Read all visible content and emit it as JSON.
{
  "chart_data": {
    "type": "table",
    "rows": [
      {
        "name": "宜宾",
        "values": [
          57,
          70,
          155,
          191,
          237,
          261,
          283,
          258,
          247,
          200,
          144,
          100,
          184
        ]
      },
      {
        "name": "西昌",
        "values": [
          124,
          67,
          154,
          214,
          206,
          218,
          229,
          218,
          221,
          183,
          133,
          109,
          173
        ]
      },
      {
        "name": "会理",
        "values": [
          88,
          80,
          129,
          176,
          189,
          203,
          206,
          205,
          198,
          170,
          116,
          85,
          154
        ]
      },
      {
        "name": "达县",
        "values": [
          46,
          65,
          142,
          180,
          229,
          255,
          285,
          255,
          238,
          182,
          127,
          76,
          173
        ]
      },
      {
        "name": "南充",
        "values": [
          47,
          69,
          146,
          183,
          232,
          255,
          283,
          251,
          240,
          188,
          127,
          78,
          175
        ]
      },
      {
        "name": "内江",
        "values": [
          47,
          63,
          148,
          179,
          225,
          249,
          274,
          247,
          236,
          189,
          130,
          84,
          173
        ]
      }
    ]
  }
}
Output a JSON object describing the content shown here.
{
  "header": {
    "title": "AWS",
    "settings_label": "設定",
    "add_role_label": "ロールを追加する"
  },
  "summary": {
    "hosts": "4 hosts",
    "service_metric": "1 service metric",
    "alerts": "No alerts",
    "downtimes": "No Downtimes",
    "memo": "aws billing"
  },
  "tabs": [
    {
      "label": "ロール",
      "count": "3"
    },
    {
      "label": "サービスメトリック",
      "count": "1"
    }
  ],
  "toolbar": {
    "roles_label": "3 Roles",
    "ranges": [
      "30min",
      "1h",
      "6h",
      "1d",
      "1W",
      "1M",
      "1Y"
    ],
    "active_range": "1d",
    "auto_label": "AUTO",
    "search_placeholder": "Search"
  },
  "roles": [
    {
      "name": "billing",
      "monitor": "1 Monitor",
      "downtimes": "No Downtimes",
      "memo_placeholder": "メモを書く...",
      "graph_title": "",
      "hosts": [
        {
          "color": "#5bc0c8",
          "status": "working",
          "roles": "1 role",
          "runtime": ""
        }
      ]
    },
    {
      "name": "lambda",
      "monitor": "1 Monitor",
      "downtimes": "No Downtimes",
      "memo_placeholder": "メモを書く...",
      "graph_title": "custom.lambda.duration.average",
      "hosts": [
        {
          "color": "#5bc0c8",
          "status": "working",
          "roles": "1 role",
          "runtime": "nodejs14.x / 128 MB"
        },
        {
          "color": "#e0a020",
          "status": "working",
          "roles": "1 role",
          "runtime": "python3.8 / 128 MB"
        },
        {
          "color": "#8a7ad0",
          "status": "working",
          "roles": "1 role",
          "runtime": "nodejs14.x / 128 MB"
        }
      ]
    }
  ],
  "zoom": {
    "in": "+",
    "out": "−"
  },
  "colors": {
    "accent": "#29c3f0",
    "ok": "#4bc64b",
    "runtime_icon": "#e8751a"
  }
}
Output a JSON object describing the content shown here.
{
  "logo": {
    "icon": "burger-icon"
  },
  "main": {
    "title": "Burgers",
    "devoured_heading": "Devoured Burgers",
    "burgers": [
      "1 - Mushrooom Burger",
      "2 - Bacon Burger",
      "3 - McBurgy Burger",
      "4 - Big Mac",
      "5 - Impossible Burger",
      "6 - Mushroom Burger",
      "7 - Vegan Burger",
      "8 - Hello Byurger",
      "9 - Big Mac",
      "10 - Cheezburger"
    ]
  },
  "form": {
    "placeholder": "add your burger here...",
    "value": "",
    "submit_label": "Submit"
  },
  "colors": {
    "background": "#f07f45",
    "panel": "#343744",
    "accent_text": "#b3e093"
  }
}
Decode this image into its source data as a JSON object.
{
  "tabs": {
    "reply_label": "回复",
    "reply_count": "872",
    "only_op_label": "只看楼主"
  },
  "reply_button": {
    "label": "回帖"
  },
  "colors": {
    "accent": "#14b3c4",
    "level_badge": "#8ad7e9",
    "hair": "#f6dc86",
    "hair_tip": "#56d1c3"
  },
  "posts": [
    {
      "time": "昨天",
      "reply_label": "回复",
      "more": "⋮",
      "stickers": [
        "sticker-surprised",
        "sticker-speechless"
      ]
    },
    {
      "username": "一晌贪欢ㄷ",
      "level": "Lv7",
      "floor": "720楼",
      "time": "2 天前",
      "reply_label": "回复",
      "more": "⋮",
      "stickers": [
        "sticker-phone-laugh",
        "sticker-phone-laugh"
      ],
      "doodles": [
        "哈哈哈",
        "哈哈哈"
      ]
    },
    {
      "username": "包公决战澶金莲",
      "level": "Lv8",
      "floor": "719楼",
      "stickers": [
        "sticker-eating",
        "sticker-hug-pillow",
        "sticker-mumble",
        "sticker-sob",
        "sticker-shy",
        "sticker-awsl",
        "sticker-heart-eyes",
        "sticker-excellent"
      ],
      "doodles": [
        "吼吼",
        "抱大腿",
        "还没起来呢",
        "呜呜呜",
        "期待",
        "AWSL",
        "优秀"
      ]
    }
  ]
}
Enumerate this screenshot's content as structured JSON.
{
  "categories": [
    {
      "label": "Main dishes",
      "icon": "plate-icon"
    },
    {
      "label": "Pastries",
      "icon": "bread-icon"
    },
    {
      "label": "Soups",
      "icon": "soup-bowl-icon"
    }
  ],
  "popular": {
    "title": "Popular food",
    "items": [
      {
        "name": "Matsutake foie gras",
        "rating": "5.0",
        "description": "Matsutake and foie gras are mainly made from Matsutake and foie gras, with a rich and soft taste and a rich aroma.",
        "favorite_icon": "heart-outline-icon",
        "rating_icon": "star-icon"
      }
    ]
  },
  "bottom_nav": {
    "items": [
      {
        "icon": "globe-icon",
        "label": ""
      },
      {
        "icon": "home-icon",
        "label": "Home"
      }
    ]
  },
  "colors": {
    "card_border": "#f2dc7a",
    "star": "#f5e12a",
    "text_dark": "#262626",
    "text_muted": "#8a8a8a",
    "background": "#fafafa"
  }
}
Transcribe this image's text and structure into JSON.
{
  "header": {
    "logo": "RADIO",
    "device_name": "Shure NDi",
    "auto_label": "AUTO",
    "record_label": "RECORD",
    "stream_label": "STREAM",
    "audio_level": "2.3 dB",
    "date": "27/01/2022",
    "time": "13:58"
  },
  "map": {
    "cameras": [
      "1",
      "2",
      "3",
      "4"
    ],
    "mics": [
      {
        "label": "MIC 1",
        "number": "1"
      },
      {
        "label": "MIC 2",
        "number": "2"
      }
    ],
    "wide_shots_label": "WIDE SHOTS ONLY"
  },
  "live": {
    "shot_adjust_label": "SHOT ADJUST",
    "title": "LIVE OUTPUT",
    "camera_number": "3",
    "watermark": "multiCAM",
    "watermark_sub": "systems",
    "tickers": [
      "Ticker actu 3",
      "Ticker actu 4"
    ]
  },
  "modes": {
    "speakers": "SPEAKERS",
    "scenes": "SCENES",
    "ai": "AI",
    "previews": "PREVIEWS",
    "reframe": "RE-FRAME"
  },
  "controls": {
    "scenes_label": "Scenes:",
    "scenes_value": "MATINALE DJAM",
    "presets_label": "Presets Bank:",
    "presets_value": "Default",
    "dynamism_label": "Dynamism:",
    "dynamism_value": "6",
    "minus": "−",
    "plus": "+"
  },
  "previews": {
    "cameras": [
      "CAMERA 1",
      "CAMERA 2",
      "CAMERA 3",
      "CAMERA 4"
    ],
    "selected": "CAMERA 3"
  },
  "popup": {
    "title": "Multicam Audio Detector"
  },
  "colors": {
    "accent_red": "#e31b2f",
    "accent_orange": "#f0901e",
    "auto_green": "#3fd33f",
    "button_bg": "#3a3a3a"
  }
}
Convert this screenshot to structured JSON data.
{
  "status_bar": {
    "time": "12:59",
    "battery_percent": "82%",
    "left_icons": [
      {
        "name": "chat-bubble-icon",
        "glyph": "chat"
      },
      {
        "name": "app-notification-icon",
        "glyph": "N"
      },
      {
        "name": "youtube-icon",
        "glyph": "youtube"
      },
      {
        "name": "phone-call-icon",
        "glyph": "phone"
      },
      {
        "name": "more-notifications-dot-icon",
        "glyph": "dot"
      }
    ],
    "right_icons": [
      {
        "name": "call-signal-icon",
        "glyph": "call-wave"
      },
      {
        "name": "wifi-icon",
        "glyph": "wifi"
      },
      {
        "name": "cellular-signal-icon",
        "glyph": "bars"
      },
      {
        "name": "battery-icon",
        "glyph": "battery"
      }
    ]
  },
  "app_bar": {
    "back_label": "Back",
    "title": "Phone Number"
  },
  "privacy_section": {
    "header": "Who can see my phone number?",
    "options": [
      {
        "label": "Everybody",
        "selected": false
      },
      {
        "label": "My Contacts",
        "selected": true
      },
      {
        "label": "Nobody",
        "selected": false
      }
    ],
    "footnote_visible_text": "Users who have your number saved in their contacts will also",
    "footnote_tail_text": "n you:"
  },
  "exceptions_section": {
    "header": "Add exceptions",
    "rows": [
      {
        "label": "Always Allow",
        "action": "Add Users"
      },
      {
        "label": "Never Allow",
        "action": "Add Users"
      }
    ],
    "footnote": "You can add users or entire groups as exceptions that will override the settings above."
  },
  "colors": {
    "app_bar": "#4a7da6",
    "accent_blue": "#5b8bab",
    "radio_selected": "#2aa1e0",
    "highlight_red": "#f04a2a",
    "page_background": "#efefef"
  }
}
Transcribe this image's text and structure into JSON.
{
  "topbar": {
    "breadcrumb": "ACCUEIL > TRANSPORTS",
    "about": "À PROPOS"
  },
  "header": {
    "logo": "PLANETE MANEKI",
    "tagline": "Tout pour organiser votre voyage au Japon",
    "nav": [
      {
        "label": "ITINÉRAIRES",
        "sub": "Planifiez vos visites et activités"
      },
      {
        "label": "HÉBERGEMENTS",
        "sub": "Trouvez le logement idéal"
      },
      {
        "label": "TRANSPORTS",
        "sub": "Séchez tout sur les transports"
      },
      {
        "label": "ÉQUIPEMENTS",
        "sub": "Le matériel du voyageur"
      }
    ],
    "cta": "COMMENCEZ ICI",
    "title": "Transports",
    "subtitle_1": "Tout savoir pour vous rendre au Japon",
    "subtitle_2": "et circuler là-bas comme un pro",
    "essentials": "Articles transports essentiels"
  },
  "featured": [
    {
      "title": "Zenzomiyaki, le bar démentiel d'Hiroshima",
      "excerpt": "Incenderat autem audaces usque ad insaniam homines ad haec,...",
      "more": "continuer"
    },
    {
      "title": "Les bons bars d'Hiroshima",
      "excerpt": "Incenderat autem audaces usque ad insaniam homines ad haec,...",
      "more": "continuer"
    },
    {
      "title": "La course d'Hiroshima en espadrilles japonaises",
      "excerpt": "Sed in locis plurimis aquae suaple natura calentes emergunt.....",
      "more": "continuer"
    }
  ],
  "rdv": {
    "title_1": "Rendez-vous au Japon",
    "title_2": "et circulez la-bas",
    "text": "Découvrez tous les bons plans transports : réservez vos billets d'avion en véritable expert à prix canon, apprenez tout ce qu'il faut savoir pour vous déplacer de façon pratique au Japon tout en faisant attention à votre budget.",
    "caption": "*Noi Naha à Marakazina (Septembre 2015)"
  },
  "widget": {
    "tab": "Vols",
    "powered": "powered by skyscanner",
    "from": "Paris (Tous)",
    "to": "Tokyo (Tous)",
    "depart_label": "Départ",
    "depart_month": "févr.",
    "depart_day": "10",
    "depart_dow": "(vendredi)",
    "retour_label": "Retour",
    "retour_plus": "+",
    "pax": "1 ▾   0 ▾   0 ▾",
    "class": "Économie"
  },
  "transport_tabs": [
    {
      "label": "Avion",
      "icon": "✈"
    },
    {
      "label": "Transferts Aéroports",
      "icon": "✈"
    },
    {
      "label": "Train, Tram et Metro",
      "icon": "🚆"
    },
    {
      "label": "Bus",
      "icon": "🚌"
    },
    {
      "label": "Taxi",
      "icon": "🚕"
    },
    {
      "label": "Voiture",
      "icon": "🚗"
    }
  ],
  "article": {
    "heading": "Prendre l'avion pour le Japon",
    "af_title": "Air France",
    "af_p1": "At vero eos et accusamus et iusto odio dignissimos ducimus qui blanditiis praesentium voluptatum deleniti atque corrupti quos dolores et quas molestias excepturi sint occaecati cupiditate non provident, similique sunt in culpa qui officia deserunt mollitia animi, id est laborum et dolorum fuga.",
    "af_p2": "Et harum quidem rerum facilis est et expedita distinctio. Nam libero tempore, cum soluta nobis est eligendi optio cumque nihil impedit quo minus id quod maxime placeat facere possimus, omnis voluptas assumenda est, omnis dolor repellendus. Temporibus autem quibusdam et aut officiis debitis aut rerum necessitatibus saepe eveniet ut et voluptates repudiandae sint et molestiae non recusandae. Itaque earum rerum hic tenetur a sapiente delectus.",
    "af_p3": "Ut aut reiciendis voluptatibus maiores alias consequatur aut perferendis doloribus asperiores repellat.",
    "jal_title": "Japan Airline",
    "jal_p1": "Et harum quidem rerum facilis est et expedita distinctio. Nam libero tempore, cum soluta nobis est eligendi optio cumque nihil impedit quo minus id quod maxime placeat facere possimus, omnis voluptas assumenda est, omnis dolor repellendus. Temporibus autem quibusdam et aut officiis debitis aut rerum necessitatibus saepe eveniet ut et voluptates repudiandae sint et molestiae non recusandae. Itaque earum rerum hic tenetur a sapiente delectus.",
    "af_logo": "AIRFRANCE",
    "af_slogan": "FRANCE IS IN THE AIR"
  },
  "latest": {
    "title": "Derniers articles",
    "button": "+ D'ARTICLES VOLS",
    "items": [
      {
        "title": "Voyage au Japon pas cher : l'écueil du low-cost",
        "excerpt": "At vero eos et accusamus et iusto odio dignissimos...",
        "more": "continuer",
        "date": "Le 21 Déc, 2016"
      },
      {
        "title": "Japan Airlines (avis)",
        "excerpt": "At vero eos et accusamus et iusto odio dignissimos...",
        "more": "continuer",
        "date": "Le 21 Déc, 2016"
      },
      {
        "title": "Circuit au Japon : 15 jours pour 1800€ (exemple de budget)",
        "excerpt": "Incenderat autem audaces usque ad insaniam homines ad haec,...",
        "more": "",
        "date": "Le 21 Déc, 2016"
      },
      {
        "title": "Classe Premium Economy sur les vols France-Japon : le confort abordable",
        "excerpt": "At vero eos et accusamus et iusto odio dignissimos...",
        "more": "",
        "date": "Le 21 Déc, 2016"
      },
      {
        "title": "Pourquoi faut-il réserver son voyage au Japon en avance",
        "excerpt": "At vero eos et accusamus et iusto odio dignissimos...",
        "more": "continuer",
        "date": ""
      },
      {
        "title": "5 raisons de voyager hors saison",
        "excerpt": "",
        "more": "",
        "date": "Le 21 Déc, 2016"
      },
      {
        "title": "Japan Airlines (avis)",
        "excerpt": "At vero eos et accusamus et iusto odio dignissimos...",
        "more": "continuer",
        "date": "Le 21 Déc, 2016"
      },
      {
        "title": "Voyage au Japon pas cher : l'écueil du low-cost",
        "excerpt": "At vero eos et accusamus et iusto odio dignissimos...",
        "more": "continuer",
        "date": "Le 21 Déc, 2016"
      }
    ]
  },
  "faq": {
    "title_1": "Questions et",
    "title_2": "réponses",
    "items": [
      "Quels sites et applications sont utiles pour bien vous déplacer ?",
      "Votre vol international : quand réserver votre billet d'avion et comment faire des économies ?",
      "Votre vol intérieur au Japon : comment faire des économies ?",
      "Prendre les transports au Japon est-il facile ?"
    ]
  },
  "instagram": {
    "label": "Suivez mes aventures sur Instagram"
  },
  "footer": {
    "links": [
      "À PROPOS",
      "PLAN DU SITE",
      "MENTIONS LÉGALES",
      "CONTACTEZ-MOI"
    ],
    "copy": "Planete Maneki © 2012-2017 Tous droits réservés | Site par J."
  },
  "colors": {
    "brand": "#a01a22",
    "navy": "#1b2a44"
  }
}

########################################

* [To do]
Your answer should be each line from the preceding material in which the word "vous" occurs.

* [Exercise output]
    "subtitle_1": "Tout savoir pour vous rendre au Japon",
    "title_1": "Rendez-vous au Japon",
    "text": "Découvrez tous les bons plans transports : réservez vos billets d'avion en véritable expert à prix canon, apprenez tout ce qu'il faut savoir pour vous déplacer de façon pratique au Japon tout en faisant attention à votre budget.",
      "Quels sites et applications sont utiles pour bien vous déplacer ?",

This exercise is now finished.